- **What is needed**: Scan the lines below; pull out those with "true".

- **Input data**:

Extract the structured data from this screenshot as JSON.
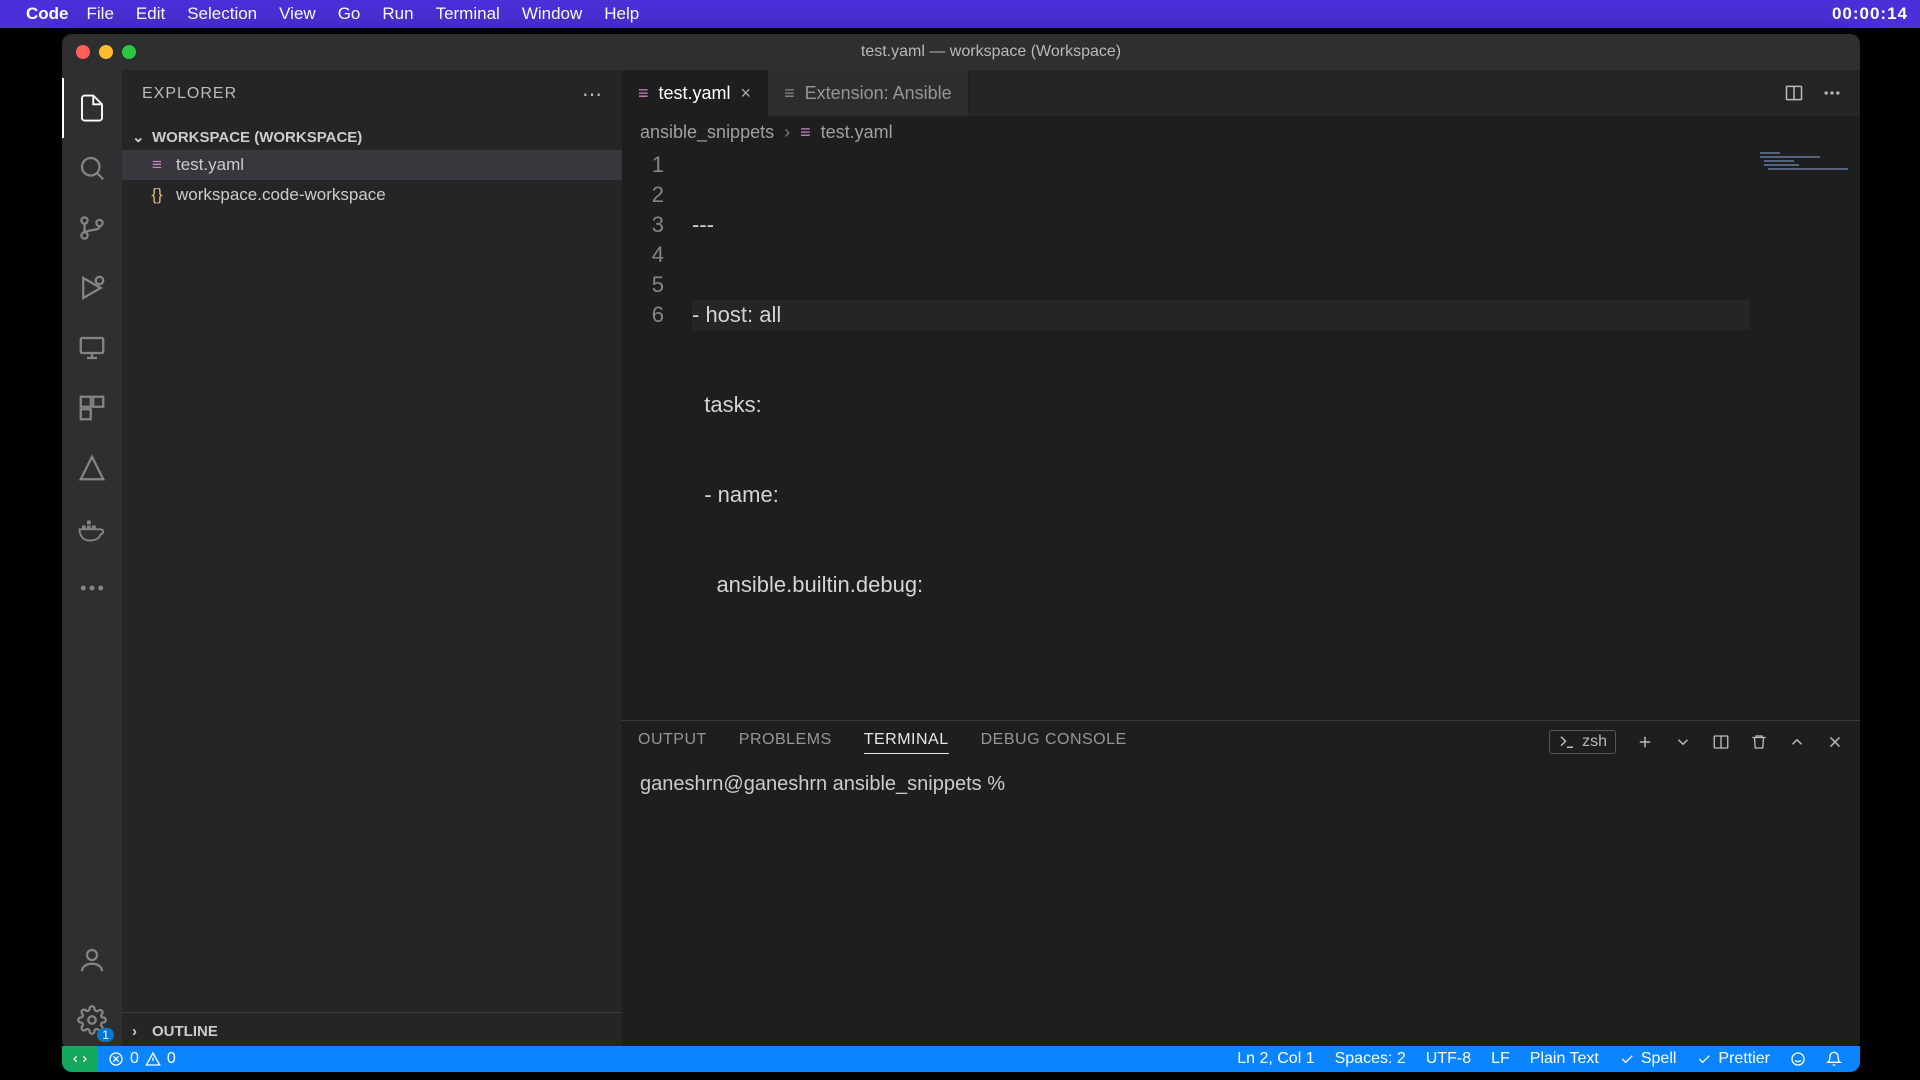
{
  "menubar": {
    "app": "Code",
    "items": [
      "File",
      "Edit",
      "Selection",
      "View",
      "Go",
      "Run",
      "Terminal",
      "Window",
      "Help"
    ],
    "clock": "00:00:14"
  },
  "window": {
    "title": "test.yaml — workspace (Workspace)"
  },
  "sidebar": {
    "title": "EXPLORER",
    "workspace_label": "WORKSPACE (WORKSPACE)",
    "files": [
      {
        "name": "test.yaml",
        "icon": "yaml",
        "active": true
      },
      {
        "name": "workspace.code-workspace",
        "icon": "json",
        "active": false
      }
    ],
    "outline_label": "OUTLINE"
  },
  "tabs": [
    {
      "label": "test.yaml",
      "active": true,
      "closable": true
    },
    {
      "label": "Extension: Ansible",
      "active": false,
      "closable": false
    }
  ],
  "breadcrumb": {
    "folder": "ansible_snippets",
    "file": "test.yaml"
  },
  "code": {
    "lines": [
      "---",
      "- host: all",
      "  tasks:",
      "  - name:",
      "    ansible.builtin.debug:",
      ""
    ],
    "highlight_line": 2
  },
  "panel": {
    "tabs": [
      "OUTPUT",
      "PROBLEMS",
      "TERMINAL",
      "DEBUG CONSOLE"
    ],
    "active_tab": "TERMINAL",
    "shell_label": "zsh",
    "prompt": "ganeshrn@ganeshrn ansible_snippets %"
  },
  "statusbar": {
    "errors": "0",
    "warnings": "0",
    "cursor": "Ln 2, Col 1",
    "indent": "Spaces: 2",
    "encoding": "UTF-8",
    "eol": "LF",
    "lang": "Plain Text",
    "spell": "Spell",
    "prettier": "Prettier"
  },
  "activity_badge": "1"
}
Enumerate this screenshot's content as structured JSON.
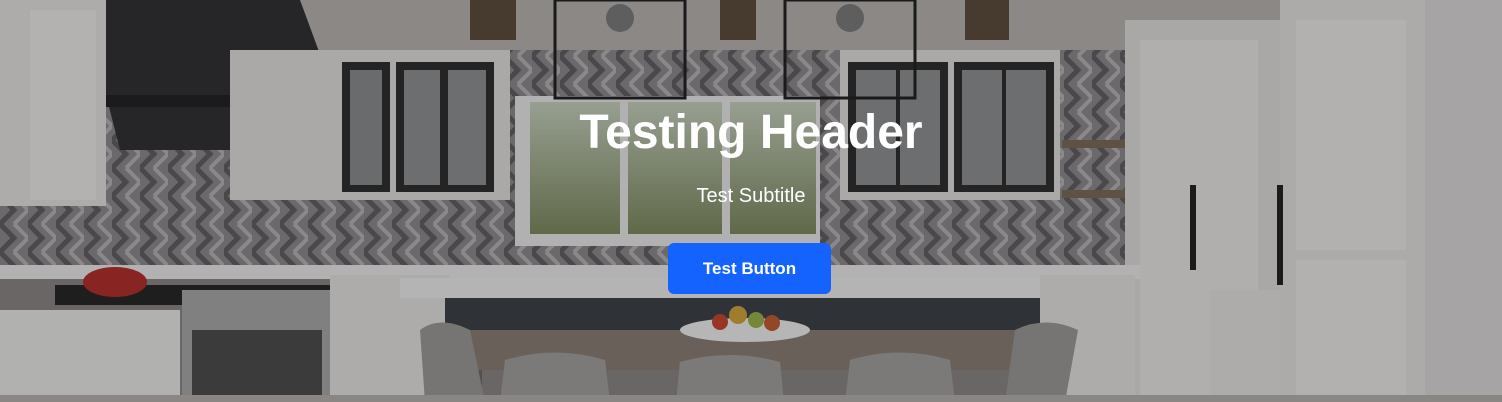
{
  "hero": {
    "title": "Testing Header",
    "subtitle": "Test Subtitle",
    "button_label": "Test Button",
    "background_image": "kitchen-interior",
    "button_color": "#1463ff",
    "text_color": "#ffffff"
  }
}
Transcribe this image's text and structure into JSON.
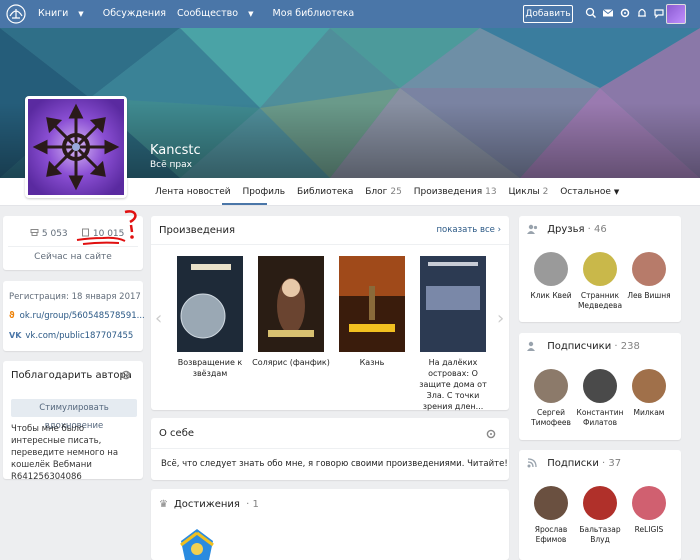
{
  "topbar": {
    "menu": [
      "Книги",
      "Обсуждения",
      "Сообщество",
      "Моя библиотека"
    ],
    "add_button": "Добавить",
    "icons": [
      "search-icon",
      "mail-icon",
      "settings-icon",
      "bell-icon",
      "chat-icon"
    ]
  },
  "profile": {
    "name": "Kancstc",
    "status": "Всё прах",
    "tabs": [
      {
        "label": "Лента новостей",
        "count": ""
      },
      {
        "label": "Профиль",
        "count": ""
      },
      {
        "label": "Библиотека",
        "count": ""
      },
      {
        "label": "Блог",
        "count": "25"
      },
      {
        "label": "Произведения",
        "count": "13"
      },
      {
        "label": "Циклы",
        "count": "2"
      },
      {
        "label": "Остальное",
        "count": ""
      }
    ]
  },
  "stats": {
    "likes": "5 053",
    "views": "10 015",
    "online": "Сейчас на сайте"
  },
  "info": {
    "registration": "Регистрация: 18 января 2017",
    "ok_link": "ok.ru/group/560548578591...",
    "vk_link": "vk.com/public187707455"
  },
  "thank": {
    "title": "Поблагодарить автора",
    "button": "Стимулировать вдохновение",
    "text": "Чтобы мне было интересные писать, переведите немного на кошелёк Вебмани R641256304086"
  },
  "works": {
    "title": "Произведения",
    "show_all": "показать все",
    "books": [
      {
        "caption": "Возвращение к звёздам",
        "cover_color": "#1e2a38"
      },
      {
        "caption": "Солярис (фанфик)",
        "cover_color": "#2a1d14"
      },
      {
        "caption": "Казнь",
        "cover_color": "#3a1c0c"
      },
      {
        "caption": "На далёких островах: О защите дома от Зла. С точки зрения длен...",
        "cover_color": "#2c3a52"
      }
    ]
  },
  "about": {
    "title": "О себе",
    "text": "Всё, что следует знать обо мне, я говорю своими произведениями. Читайте!"
  },
  "achievements": {
    "title": "Достижения",
    "count": "1"
  },
  "friends": {
    "title": "Друзья",
    "count": "46",
    "people": [
      {
        "name": "Клик Квей",
        "color": "#9a9a9a"
      },
      {
        "name": "Странник Медведева",
        "color": "#c9b84a"
      },
      {
        "name": "Лев Вишня",
        "color": "#b77b6a"
      }
    ]
  },
  "followers": {
    "title": "Подписчики",
    "count": "238",
    "people": [
      {
        "name": "Сергей Тимофеев",
        "color": "#8c7a6a"
      },
      {
        "name": "Константин Филатов",
        "color": "#4a4a4a"
      },
      {
        "name": "Милкам",
        "color": "#a0704a"
      }
    ]
  },
  "subscriptions": {
    "title": "Подписки",
    "count": "37",
    "people": [
      {
        "name": "Ярослав Ефимов",
        "color": "#6a5040"
      },
      {
        "name": "Бальтазар Влуд",
        "color": "#b0302a"
      },
      {
        "name": "ReLIGIS",
        "color": "#d06070"
      }
    ]
  }
}
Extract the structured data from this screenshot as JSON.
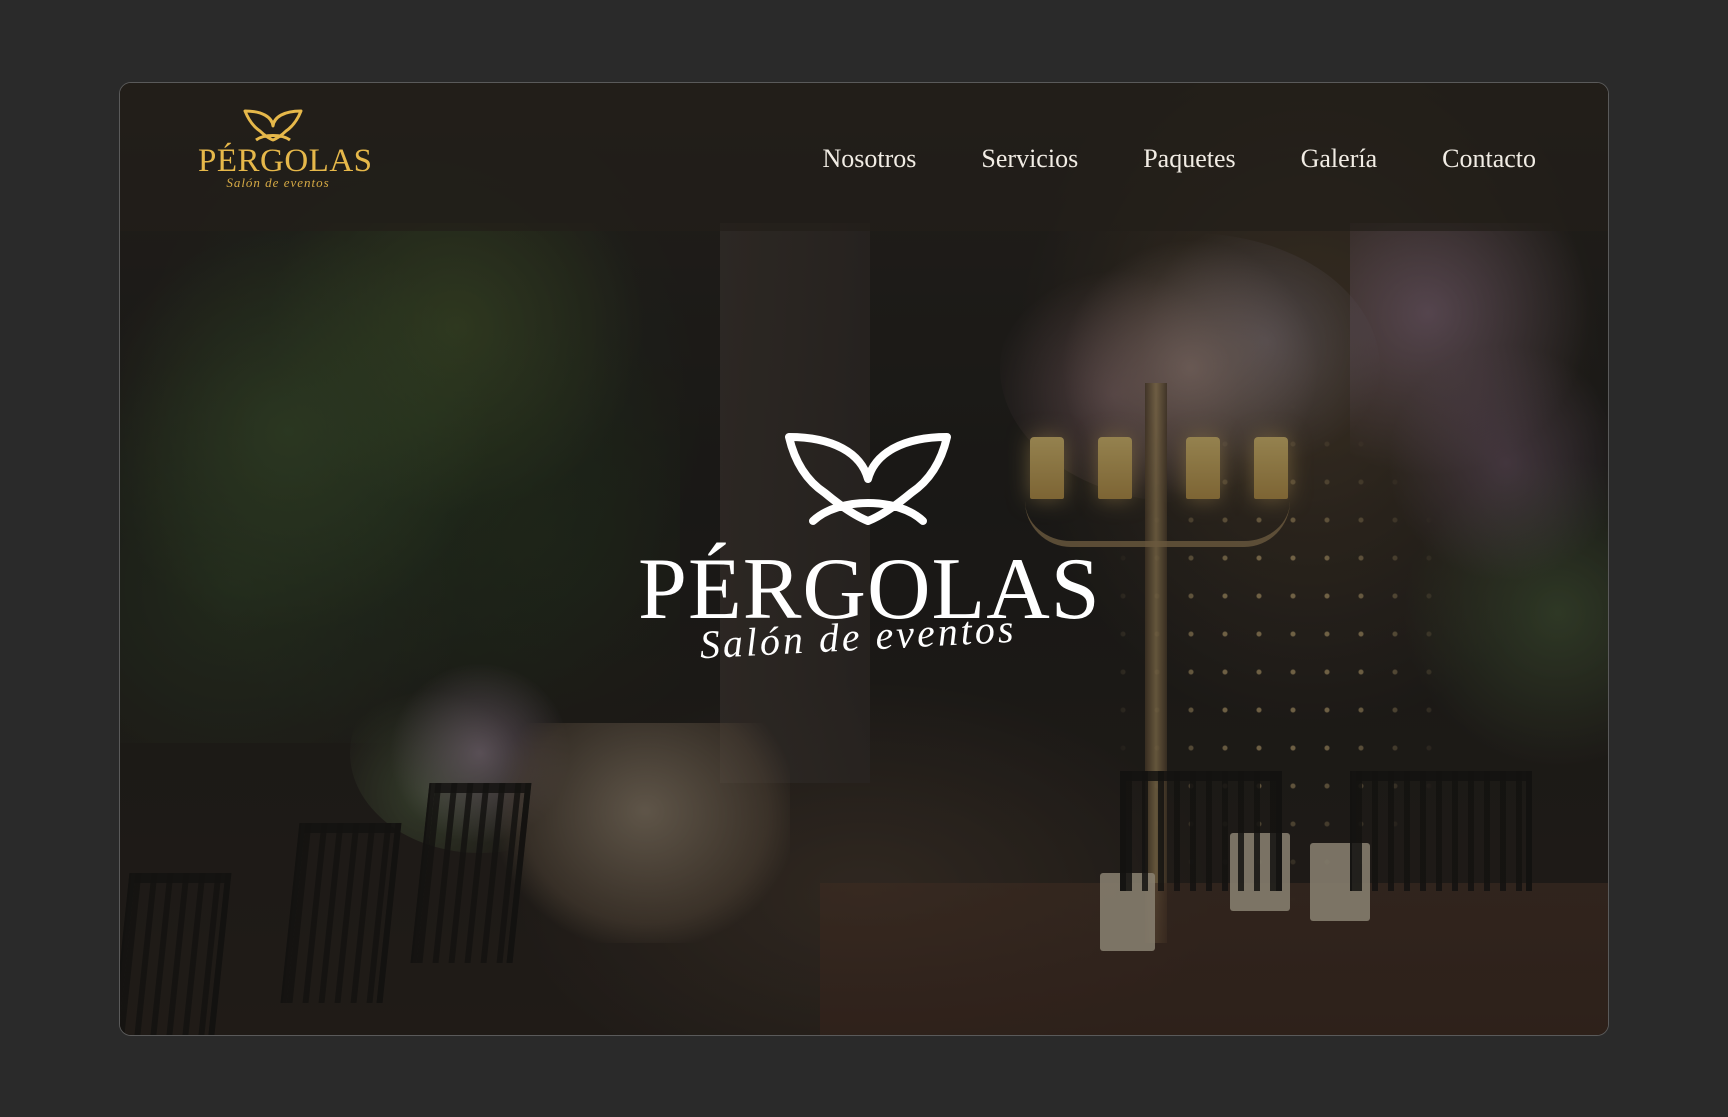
{
  "brand": {
    "name": "PÉRGOLAS",
    "tagline": "Salón de eventos",
    "logo_icon": "butterfly-icon",
    "color_gold": "#e6b84a",
    "color_white": "#ffffff"
  },
  "nav": {
    "items": [
      {
        "label": "Nosotros"
      },
      {
        "label": "Servicios"
      },
      {
        "label": "Paquetes"
      },
      {
        "label": "Galería"
      },
      {
        "label": "Contacto"
      }
    ]
  },
  "hero": {
    "name": "PÉRGOLAS",
    "tagline": "Salón de eventos",
    "background": "event-hall-photo"
  }
}
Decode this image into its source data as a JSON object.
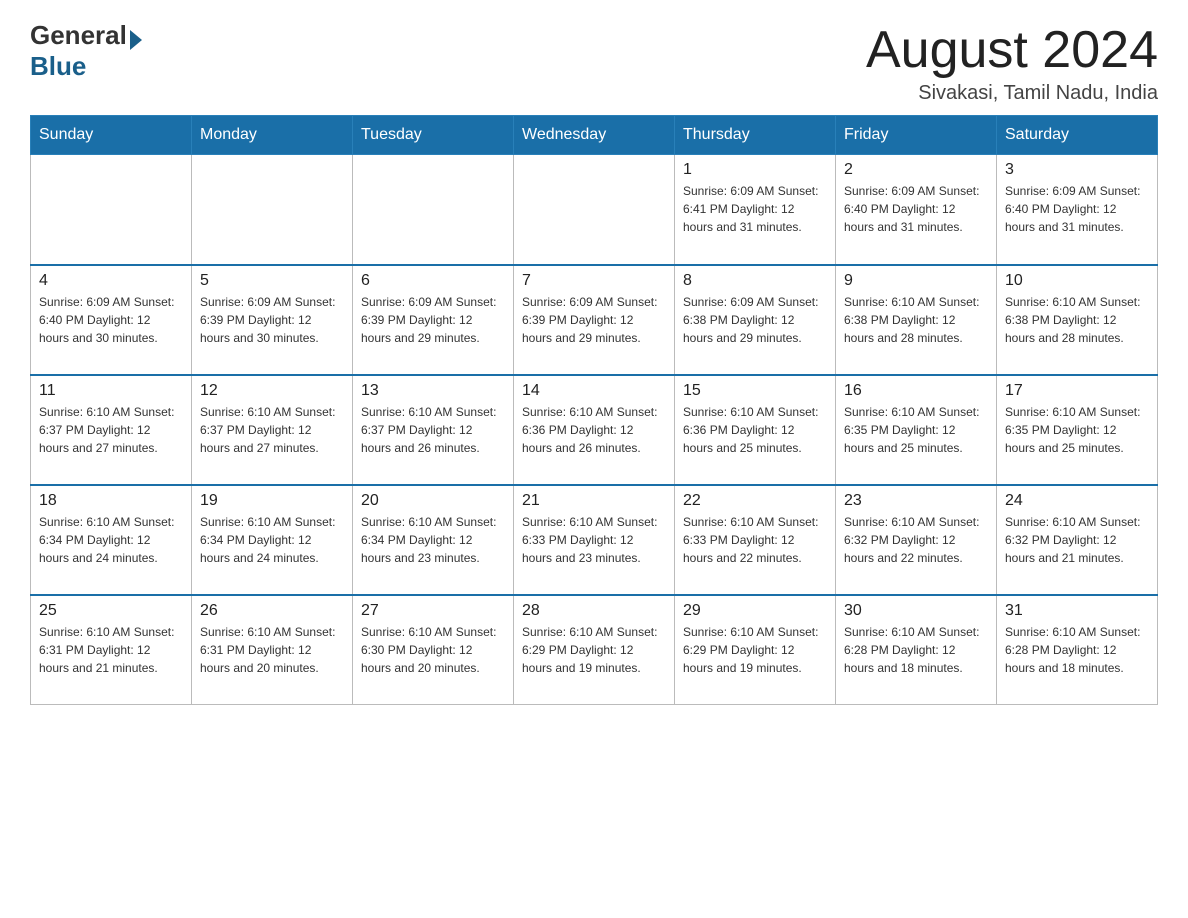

- **Task output**:
        "active": true
      "active": true,
      "closable": true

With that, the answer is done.